[Dataset rows describing interfaces]
--- START ---

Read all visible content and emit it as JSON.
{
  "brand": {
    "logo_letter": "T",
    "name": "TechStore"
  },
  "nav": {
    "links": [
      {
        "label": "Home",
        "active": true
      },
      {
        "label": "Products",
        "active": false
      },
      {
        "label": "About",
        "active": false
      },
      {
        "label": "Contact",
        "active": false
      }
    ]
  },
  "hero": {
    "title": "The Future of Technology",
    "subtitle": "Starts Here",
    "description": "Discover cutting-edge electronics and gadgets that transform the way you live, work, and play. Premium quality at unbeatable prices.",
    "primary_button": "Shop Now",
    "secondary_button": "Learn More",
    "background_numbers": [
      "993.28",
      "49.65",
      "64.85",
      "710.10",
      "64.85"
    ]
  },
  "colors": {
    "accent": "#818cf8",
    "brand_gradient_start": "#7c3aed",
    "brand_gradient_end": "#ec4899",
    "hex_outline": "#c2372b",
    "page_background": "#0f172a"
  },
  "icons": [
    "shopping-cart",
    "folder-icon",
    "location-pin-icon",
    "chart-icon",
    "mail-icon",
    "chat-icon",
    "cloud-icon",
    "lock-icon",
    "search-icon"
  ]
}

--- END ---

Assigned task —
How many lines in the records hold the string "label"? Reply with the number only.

Response to this exercise —
4